(Element data from apps and pages)

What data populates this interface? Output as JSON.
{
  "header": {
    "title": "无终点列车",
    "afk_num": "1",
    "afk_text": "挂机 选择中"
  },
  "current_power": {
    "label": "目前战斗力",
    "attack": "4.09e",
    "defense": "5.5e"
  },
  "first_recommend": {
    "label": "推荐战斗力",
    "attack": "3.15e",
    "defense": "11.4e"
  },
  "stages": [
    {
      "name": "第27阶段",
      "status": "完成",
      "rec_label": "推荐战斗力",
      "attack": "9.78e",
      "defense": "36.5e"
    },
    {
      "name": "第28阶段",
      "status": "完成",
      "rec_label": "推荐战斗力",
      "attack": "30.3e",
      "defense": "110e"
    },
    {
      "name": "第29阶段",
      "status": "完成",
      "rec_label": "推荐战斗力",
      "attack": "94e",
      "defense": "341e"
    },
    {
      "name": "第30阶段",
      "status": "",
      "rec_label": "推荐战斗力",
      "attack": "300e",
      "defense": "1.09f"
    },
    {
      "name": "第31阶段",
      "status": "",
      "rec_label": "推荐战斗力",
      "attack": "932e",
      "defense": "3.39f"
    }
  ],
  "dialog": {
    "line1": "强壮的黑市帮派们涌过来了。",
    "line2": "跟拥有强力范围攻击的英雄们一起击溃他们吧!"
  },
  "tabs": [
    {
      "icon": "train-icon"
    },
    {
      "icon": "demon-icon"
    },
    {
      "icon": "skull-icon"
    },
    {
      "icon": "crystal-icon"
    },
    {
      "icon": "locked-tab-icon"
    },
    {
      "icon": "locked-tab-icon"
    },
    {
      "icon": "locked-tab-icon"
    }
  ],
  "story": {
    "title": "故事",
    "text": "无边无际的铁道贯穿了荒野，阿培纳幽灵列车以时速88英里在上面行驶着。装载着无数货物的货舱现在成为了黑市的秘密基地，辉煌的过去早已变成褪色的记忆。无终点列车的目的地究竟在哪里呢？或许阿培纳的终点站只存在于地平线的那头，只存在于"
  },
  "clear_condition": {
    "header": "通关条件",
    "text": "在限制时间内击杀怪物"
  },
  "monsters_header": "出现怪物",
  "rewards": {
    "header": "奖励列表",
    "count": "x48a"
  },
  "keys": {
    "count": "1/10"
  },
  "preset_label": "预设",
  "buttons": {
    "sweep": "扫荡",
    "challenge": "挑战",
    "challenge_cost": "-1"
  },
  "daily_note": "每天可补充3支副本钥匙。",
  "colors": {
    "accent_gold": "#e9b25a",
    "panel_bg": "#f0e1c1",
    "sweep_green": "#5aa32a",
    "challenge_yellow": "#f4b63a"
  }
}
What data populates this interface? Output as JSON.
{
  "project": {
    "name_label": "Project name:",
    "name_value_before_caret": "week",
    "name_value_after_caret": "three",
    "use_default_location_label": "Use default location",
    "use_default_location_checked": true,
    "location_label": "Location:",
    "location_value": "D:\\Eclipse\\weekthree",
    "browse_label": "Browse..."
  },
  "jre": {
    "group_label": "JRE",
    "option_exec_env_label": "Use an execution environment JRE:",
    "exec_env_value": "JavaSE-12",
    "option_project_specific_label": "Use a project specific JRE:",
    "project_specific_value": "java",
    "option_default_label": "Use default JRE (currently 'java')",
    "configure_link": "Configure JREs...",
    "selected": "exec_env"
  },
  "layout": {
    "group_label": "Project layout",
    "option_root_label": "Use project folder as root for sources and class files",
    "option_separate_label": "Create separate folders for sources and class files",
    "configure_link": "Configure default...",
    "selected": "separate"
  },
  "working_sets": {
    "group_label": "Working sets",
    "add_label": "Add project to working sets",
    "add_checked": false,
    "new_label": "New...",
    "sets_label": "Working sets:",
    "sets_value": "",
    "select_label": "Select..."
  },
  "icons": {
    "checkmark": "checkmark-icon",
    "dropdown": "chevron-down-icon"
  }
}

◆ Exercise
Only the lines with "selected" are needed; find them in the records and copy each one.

◆ Exercise answer
    "selected": "exec_env"
    "selected": "separate"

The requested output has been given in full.